PROBLEM → Your answer should consist of each line from the data below that contains "this".
━━━━━ DATA PROVIDED ━━━━━
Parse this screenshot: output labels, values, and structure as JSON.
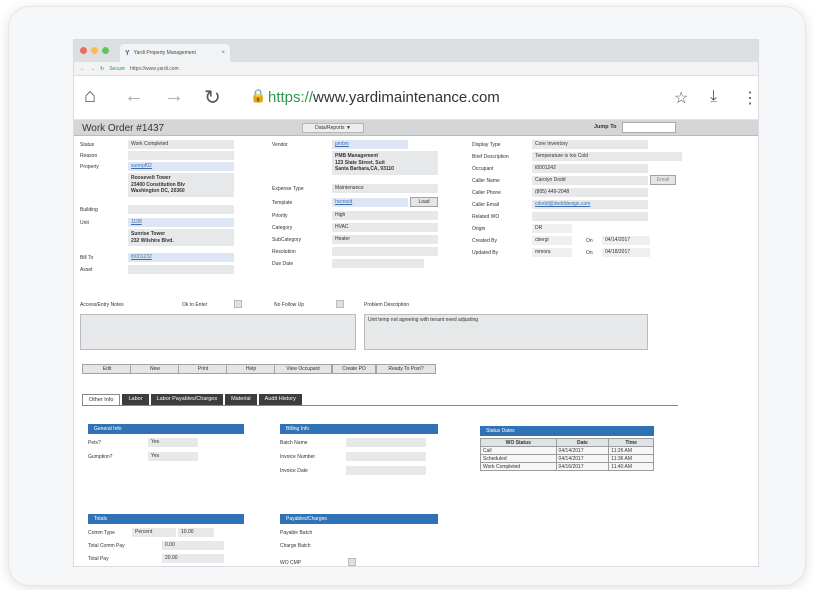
{
  "browser": {
    "tab_title": "Yardi Property Management",
    "tab_close": "×",
    "address_small_secure": "Secure",
    "address_small_url": "https://www.yardi.com",
    "url_scheme": "https://",
    "url_host": "www.yardimaintenance.com"
  },
  "colors": {
    "accent": "#2f73b6",
    "dark_tab": "#3b3d40",
    "secure_green": "#2e9a4a"
  },
  "icons": {
    "home": "⌂",
    "back": "←",
    "forward": "→",
    "reload": "↻",
    "lock": "🔒",
    "bookmark": "☆",
    "download": "⤓",
    "menu": "⋮"
  },
  "header": {
    "title": "Work Order #1437",
    "dropdown": "Data/Reports ▼",
    "jump_to": "Jump To"
  },
  "left": {
    "status_label": "Status",
    "status_value": "Work Completed",
    "reason_label": "Reason",
    "property_label": "Property",
    "property_value": "sumrpf02",
    "property_addr": [
      "Roosevelt Tower",
      "23400 Constitution Blv",
      "Washington DC, 20360"
    ],
    "building_label": "Building",
    "unit_label": "Unit",
    "unit_value": "1108",
    "unit_addr": [
      "Sunrise Tower",
      "232 Wilshire Blvd."
    ],
    "billto_label": "Bill To",
    "billto_value": "t0001232",
    "asset_label": "Asset"
  },
  "middle": {
    "vendor_label": "Vendor",
    "vendor_value": "pmbm",
    "vendor_addr": [
      "PMB Management",
      "123 State Street, Suit",
      "Santa Barbara,CA, 93110"
    ],
    "expense_label": "Expense Type",
    "expense_value": "Maintenance",
    "template_label": "Template",
    "template_value": "hvcnoid",
    "load_button": "Load",
    "priority_label": "Priority",
    "priority_value": "High",
    "category_label": "Category",
    "category_value": "HVAC",
    "subcategory_label": "SubCategory",
    "subcategory_value": "Heater",
    "resolution_label": "Resolution",
    "duedate_label": "Due Date"
  },
  "right": {
    "display_type_label": "Display Type",
    "display_type_value": "Core Inventory",
    "brief_label": "Brief Description",
    "brief_value": "Temperature is too Cold",
    "occupant_label": "Occupant",
    "occupant_value": "t0001242",
    "caller_name_label": "Caller Name",
    "caller_name_value": "Carolyn Dodd",
    "email_button": "Email",
    "caller_phone_label": "Caller Phone",
    "caller_phone_value": "(805) 449-2048",
    "caller_email_label": "Caller Email",
    "caller_email_value": "cdodd@dodddesign.com",
    "related_label": "Related WO",
    "origin_label": "Origin",
    "origin_value": "DR",
    "created_label": "Created By",
    "created_value": "cbergi",
    "on1": "On",
    "created_date": "04/14/2017",
    "updated_label": "Updated By",
    "updated_value": "mmora",
    "on2": "On",
    "updated_date": "04/18/2017"
  },
  "notes": {
    "access_label": "Access/Entry Notes",
    "ok_label": "Ok to Enter",
    "nofollow_label": "No Follow Up",
    "problem_label": "Problem Description",
    "problem_text": "Unit temp not agreeing with tenant need adjusting"
  },
  "actions": [
    "Edit",
    "New",
    "Print",
    "Help",
    "View Occupant",
    "Create PO",
    "Ready To Post?"
  ],
  "tabs": [
    "Other Info",
    "Labor",
    "Labor Payables/Charges",
    "Material",
    "Audit History"
  ],
  "general_info": {
    "title": "General Info",
    "pets_label": "Pets?",
    "pets_value": "Yes",
    "gumption_label": "Gumption?",
    "gumption_value": "Yes"
  },
  "billing_info": {
    "title": "Billing Info",
    "batch_label": "Batch Name",
    "invoice_number_label": "Invoice Number",
    "invoice_date_label": "Invoice Date"
  },
  "status_dates": {
    "title": "Status Dates",
    "headers": [
      "WO Status",
      "Date",
      "Time"
    ],
    "rows": [
      [
        "Call",
        "04/14/2017",
        "11:26 AM"
      ],
      [
        "Scheduled",
        "04/14/2017",
        "11:36 AM"
      ],
      [
        "Work Completed",
        "04/16/2017",
        "11:40 AM"
      ]
    ]
  },
  "totals": {
    "title": "Totals",
    "comm_type_label": "Comm Type",
    "comm_type_value": "Percent",
    "comm_value": "10.00",
    "total_comm_label": "Total Comm Pay",
    "total_comm_value": "0.00",
    "total_pay_label": "Total Pay",
    "total_pay_value": "20.00"
  },
  "payables": {
    "title": "Payables/Charges",
    "batch_label": "Payable Batch",
    "charge_label": "Charge Batch",
    "wocmp_label": "WO CMP"
  }
}
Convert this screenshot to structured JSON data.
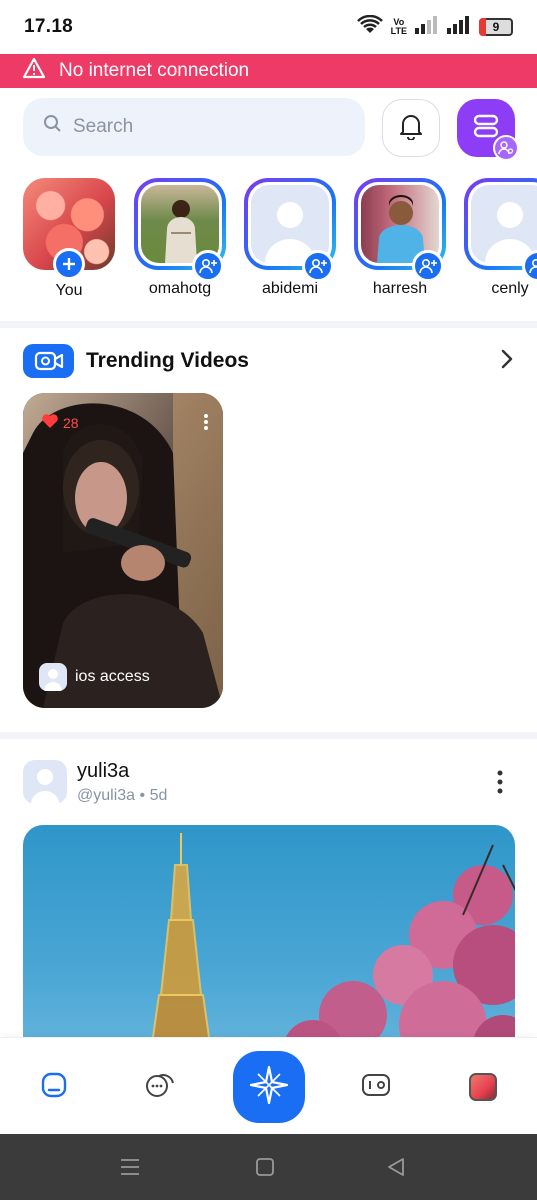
{
  "status_bar": {
    "time": "17.18",
    "network_label_top": "Vo",
    "network_label_bottom": "LTE",
    "battery": "9",
    "icons": [
      "wifi-icon",
      "signal-icon",
      "signal-icon",
      "battery-icon"
    ]
  },
  "offline_banner": {
    "icon": "warning-icon",
    "text": "No internet connection",
    "color": "#ee3a66"
  },
  "header": {
    "search_placeholder": "Search",
    "notifications_icon": "bell-icon",
    "menu_icon": "menu-icon",
    "accent": "#8c3df5"
  },
  "stories": [
    {
      "name": "You",
      "own": true
    },
    {
      "name": "omahotg",
      "own": false
    },
    {
      "name": "abidemi",
      "own": false
    },
    {
      "name": "harresh",
      "own": false
    },
    {
      "name": "cenly",
      "own": false
    }
  ],
  "trending": {
    "title": "Trending Videos",
    "icon": "video-camera-icon",
    "videos": [
      {
        "likes": "28",
        "author": "ios access"
      }
    ]
  },
  "post": {
    "name": "yuli3a",
    "handle": "@yuli3a",
    "dot": "•",
    "age": "5d"
  },
  "bottom_nav": {
    "items": [
      "home-icon",
      "chat-icon",
      "compass-star-icon",
      "wallet-icon",
      "profile-avatar"
    ],
    "accent": "#1a6ef3"
  }
}
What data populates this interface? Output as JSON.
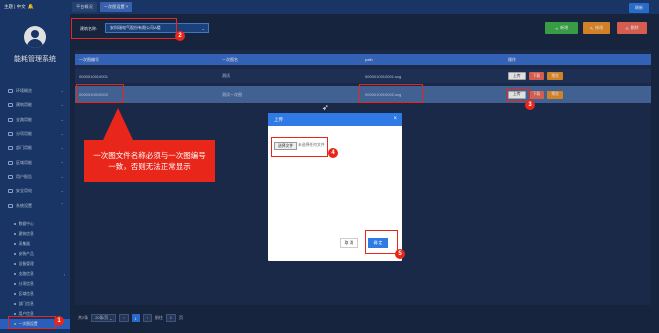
{
  "app": {
    "topbar_left": "主题 | 中文",
    "system_title": "能耗管理系统"
  },
  "sidebar": {
    "menu": [
      {
        "label": "环境概览"
      },
      {
        "label": "建筑用能"
      },
      {
        "label": "支路用能"
      },
      {
        "label": "分项用能"
      },
      {
        "label": "部门用能"
      },
      {
        "label": "区域用能"
      },
      {
        "label": "用户报告"
      },
      {
        "label": "安全用电"
      },
      {
        "label": "系统设置"
      }
    ],
    "submenu": [
      {
        "label": "数据中心"
      },
      {
        "label": "建筑信息"
      },
      {
        "label": "采集器"
      },
      {
        "label": "安装产品"
      },
      {
        "label": "设备管理"
      },
      {
        "label": "支路信息"
      },
      {
        "label": "分项信息"
      },
      {
        "label": "区域信息"
      },
      {
        "label": "部门信息"
      },
      {
        "label": "用户信息"
      },
      {
        "label": "一次图设置"
      }
    ]
  },
  "tabs": [
    {
      "label": "平台概况"
    },
    {
      "label": "一次图设置 ×"
    }
  ],
  "toolbar": {
    "refresh": "刷新",
    "building_label": "建筑名称:",
    "building_value": "安科瑞电气股份有限公司A楼",
    "add": "新增",
    "edit": "修改",
    "delete": "删除"
  },
  "table": {
    "headers": [
      "一次图编号",
      "一次图名",
      "path",
      "操作"
    ],
    "rows": [
      {
        "code": "0000010010001",
        "name": "测试",
        "path": "0000010010001.svg"
      },
      {
        "code": "0000010010002",
        "name": "测试一次图",
        "path": "0000010010002.svg"
      }
    ],
    "op_upload": "上传",
    "op_download": "下载",
    "op_preview": "预览"
  },
  "pager": {
    "total": "共2条",
    "page_size": "20条/页",
    "prev": "‹",
    "page": "1",
    "next": "›",
    "goto_label": "前往",
    "goto_value": "1",
    "goto_suffix": "页"
  },
  "dialog": {
    "title": "上传",
    "choose_file": "选择文件",
    "file_status": "未选择任何文件",
    "cancel": "取 消",
    "ok": "确 定"
  },
  "annotations": {
    "callout": "一次图文件名称必须与一次图编号一致，否则无法正常显示",
    "badges": [
      "1",
      "2",
      "3",
      "4",
      "5"
    ]
  },
  "colors": {
    "accent": "#2f7ae5",
    "annotation_red": "#e8261a",
    "sidebar_bg": "#1c3d73",
    "add_green": "#3fb24d",
    "edit_orange": "#f0932c",
    "delete_red": "#f26a5a"
  }
}
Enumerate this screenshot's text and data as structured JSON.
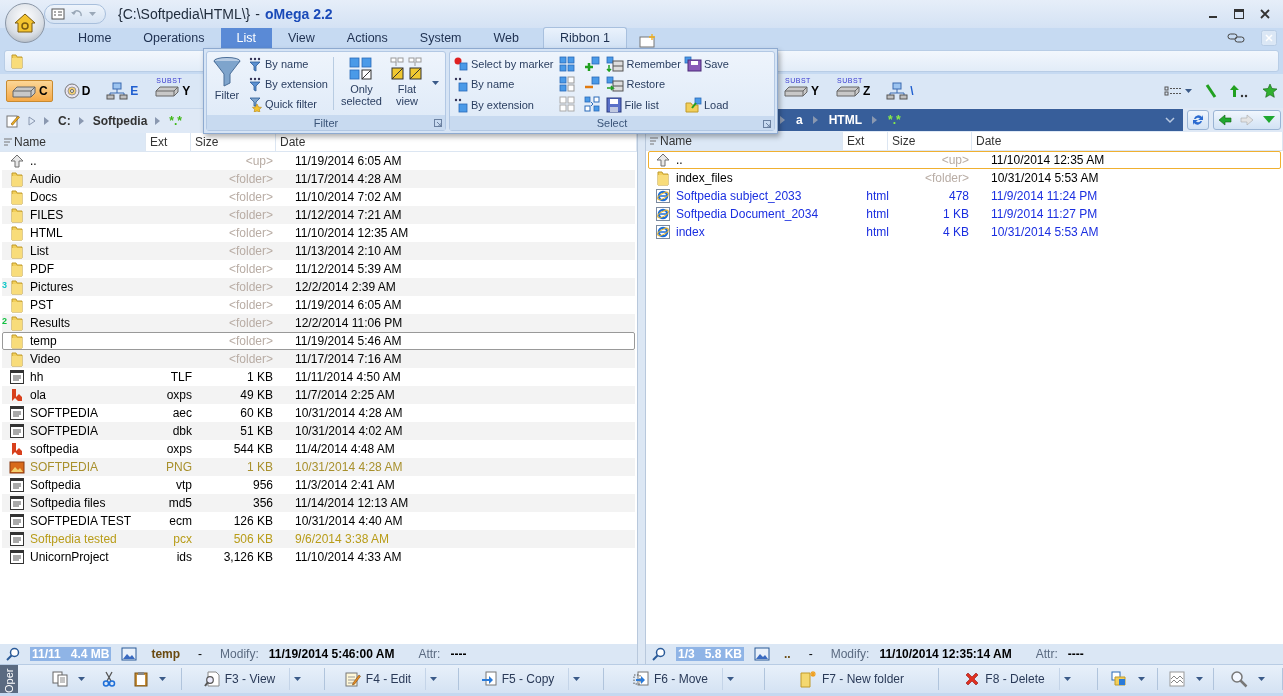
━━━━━
EXERCISE RESULT →
Parse this screenshot: output labels, values, and structure as JSON.
Convert this screenshot to structured JSON data.
What data populates this interface? Output as JSON.
Enumerate this screenshot's text and data as structured JSON.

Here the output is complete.